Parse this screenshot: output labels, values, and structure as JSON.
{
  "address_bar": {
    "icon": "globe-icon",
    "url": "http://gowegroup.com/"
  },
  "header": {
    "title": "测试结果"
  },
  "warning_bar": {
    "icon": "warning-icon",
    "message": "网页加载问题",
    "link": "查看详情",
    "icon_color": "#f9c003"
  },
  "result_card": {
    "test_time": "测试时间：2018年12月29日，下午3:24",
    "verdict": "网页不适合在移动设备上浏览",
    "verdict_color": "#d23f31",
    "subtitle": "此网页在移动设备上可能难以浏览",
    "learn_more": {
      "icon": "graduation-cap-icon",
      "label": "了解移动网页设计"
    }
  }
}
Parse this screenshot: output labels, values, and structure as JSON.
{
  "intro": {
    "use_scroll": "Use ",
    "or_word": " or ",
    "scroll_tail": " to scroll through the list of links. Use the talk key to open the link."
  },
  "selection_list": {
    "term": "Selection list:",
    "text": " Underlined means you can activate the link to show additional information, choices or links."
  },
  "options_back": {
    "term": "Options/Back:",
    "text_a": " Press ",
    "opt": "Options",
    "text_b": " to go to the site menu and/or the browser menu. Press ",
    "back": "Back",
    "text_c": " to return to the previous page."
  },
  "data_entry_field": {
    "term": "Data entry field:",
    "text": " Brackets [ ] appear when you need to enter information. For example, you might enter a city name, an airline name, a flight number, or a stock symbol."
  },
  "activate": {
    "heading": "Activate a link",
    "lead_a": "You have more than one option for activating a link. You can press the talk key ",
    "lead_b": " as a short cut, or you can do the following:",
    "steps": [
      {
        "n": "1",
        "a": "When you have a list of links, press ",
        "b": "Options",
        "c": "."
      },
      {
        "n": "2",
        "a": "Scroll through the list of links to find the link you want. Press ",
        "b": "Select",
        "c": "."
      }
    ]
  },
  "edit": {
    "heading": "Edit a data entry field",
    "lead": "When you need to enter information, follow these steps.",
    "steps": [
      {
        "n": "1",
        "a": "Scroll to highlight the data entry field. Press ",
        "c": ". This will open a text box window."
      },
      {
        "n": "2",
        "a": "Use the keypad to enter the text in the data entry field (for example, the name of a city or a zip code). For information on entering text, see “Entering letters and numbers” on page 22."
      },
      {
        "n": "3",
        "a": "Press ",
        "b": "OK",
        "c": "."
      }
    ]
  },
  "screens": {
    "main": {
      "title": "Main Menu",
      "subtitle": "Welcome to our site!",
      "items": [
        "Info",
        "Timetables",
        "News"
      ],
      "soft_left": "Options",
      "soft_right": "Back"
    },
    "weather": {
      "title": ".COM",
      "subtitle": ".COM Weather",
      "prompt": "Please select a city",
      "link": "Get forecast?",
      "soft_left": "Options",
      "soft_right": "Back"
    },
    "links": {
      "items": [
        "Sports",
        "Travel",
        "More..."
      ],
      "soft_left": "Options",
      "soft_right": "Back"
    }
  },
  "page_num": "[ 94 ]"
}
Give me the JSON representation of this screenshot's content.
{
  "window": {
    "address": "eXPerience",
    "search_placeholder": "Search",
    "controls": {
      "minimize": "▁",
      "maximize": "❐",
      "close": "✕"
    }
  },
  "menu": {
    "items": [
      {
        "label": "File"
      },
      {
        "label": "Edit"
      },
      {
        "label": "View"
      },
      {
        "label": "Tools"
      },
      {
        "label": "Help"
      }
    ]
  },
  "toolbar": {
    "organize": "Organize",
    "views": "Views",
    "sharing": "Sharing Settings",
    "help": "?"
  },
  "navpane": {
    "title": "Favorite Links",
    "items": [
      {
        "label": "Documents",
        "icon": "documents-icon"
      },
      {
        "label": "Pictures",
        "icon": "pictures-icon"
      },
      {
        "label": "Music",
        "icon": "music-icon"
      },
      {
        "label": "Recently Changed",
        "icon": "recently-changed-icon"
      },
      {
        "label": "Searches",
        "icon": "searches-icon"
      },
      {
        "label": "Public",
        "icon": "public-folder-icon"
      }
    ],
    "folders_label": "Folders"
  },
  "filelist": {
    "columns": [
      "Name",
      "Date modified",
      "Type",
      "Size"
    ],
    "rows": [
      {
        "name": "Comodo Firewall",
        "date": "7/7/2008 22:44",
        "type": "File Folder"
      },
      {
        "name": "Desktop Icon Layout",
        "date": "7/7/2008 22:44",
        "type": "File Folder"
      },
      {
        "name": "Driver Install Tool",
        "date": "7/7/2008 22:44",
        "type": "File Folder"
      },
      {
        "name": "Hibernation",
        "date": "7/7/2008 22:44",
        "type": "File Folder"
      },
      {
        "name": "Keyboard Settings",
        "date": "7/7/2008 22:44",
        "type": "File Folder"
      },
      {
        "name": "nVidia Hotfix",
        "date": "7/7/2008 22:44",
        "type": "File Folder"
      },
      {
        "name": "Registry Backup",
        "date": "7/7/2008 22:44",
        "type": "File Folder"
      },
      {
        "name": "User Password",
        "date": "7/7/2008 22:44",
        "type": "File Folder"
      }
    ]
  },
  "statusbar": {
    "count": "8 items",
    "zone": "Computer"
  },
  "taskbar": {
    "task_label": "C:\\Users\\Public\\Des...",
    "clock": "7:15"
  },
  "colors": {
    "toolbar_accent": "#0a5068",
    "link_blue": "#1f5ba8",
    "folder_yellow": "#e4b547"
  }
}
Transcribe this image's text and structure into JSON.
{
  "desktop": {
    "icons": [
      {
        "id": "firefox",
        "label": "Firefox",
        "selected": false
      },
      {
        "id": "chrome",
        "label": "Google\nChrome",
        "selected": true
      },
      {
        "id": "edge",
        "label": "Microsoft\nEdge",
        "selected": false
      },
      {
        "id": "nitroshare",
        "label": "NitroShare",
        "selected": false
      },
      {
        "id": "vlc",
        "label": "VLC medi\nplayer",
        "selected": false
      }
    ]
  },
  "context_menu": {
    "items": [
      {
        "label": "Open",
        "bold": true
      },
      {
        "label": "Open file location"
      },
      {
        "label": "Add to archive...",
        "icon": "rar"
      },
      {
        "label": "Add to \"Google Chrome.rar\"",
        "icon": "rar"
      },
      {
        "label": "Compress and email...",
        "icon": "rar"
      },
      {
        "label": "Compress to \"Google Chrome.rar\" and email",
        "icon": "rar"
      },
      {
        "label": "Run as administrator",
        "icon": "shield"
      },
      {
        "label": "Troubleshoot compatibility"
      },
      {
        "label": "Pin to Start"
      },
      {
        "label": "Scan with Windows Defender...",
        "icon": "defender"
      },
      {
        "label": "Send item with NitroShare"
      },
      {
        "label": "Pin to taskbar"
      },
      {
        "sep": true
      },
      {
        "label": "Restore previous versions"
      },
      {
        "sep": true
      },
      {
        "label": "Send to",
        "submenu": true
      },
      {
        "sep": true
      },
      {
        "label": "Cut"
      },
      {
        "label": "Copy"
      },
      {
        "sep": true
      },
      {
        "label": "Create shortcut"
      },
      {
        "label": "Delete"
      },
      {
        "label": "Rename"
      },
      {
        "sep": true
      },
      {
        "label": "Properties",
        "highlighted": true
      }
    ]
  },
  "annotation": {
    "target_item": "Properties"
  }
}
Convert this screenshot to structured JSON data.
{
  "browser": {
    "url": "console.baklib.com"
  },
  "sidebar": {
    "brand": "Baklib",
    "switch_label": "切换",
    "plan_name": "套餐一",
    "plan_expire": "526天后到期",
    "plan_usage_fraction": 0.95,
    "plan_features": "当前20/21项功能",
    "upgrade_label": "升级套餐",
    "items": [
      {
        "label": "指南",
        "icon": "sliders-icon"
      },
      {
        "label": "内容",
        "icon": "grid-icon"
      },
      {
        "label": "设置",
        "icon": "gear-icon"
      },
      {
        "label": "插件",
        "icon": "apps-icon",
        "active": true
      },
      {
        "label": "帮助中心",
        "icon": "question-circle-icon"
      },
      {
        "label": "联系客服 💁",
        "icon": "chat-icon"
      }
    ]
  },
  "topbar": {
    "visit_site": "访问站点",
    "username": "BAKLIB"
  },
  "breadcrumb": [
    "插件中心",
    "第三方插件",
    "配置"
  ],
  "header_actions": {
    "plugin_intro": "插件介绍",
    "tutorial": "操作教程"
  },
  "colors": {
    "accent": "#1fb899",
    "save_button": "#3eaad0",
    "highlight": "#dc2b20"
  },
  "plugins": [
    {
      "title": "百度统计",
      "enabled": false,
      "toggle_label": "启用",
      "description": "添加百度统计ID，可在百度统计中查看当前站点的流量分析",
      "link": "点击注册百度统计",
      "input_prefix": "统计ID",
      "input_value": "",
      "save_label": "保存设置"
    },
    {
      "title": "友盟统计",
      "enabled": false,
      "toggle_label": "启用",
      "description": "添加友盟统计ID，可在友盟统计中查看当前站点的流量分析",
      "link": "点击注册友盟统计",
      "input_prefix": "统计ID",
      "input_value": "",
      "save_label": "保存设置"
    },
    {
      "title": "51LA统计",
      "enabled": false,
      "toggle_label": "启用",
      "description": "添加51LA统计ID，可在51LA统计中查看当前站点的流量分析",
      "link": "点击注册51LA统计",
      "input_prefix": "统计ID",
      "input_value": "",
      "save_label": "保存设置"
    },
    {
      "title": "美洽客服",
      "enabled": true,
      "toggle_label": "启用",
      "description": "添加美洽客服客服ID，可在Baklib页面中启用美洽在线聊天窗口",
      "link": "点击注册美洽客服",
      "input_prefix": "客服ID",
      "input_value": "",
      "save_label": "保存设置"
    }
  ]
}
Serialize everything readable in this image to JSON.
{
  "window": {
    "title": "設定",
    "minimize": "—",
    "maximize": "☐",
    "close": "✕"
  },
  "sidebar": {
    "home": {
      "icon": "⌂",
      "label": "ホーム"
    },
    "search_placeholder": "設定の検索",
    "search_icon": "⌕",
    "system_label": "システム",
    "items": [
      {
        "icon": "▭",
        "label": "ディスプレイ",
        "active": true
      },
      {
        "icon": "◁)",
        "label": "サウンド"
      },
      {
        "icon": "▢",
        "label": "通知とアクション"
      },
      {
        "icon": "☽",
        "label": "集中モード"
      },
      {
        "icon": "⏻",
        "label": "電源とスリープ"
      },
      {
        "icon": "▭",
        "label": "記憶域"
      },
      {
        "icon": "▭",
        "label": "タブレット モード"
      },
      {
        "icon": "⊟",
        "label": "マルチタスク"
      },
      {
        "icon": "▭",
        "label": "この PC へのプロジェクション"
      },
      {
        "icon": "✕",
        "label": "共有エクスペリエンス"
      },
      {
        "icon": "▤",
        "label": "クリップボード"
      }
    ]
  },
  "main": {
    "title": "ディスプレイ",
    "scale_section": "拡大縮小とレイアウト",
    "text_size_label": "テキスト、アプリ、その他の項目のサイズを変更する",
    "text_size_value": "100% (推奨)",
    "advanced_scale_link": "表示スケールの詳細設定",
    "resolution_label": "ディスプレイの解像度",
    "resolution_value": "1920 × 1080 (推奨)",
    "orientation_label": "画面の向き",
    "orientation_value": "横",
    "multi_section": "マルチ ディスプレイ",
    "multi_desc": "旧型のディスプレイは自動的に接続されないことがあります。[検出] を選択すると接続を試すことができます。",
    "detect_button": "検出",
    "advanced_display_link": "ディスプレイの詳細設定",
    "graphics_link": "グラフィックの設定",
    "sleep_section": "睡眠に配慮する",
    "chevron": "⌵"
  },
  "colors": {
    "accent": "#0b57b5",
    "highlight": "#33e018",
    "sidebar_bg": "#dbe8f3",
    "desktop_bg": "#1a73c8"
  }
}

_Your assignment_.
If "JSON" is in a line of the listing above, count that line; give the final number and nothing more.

_Your solution_.
6